Segment Open
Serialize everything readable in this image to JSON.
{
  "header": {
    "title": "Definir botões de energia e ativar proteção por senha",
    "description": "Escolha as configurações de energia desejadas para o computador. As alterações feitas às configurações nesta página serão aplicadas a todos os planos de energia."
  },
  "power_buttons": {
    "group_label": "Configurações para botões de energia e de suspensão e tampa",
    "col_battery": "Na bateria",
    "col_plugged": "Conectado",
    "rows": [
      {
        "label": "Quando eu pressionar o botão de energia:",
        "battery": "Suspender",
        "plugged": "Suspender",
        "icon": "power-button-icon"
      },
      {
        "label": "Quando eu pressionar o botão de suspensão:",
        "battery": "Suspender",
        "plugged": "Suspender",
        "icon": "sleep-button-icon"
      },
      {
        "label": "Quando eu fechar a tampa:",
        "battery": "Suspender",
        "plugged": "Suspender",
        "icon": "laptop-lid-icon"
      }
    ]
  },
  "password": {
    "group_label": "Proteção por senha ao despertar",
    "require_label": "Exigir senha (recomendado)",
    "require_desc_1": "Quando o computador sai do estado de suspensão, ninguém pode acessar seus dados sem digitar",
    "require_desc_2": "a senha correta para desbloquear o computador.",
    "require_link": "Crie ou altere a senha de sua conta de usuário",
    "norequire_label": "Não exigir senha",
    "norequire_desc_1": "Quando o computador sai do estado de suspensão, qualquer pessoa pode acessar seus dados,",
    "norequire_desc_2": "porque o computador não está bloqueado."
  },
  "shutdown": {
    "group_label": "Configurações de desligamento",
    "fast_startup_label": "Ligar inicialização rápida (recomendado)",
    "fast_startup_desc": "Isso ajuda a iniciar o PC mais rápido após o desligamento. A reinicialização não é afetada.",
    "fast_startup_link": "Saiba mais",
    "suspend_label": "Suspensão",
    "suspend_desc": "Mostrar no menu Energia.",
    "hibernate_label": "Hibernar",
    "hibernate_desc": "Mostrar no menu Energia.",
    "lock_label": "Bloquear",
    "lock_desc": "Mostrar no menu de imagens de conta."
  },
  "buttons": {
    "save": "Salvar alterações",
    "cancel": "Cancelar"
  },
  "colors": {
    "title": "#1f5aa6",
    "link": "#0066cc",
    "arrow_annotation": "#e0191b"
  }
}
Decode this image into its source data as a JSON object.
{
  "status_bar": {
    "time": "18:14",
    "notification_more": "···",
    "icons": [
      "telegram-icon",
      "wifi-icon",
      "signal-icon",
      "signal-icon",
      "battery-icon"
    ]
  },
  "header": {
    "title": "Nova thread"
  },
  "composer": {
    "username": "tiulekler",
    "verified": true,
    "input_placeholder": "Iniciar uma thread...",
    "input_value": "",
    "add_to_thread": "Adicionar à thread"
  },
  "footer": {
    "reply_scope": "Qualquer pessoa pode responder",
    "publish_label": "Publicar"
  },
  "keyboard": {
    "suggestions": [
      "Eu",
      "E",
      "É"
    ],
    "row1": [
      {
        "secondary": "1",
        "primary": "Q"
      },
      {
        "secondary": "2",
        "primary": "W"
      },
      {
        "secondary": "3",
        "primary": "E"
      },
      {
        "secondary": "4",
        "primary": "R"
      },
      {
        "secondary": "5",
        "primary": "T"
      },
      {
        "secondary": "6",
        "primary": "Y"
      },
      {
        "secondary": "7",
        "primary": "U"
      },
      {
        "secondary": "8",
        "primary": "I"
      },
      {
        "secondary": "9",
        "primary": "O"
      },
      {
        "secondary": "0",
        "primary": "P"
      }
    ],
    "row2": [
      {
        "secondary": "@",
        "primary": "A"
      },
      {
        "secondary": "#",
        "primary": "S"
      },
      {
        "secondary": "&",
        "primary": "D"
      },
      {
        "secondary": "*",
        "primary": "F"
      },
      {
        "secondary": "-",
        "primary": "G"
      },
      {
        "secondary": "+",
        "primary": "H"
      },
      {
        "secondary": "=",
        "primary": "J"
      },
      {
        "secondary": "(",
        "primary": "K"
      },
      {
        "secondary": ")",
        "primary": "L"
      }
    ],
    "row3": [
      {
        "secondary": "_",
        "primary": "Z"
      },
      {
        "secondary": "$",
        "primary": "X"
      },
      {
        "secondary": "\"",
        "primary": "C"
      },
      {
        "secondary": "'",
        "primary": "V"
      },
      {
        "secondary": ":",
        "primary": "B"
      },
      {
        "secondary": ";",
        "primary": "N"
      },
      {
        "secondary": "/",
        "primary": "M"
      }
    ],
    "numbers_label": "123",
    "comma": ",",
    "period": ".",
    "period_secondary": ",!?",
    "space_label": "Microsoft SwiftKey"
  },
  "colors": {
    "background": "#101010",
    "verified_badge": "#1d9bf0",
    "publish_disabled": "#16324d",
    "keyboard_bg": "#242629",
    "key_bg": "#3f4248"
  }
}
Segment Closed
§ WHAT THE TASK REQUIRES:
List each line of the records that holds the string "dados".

§ WRITTEN ANSWER:
    "require_desc_1": "Quando o computador sai do estado de suspensão, ninguém pode acessar seus dados sem digitar",
    "norequire_desc_1": "Quando o computador sai do estado de suspensão, qualquer pessoa pode acessar seus dados,",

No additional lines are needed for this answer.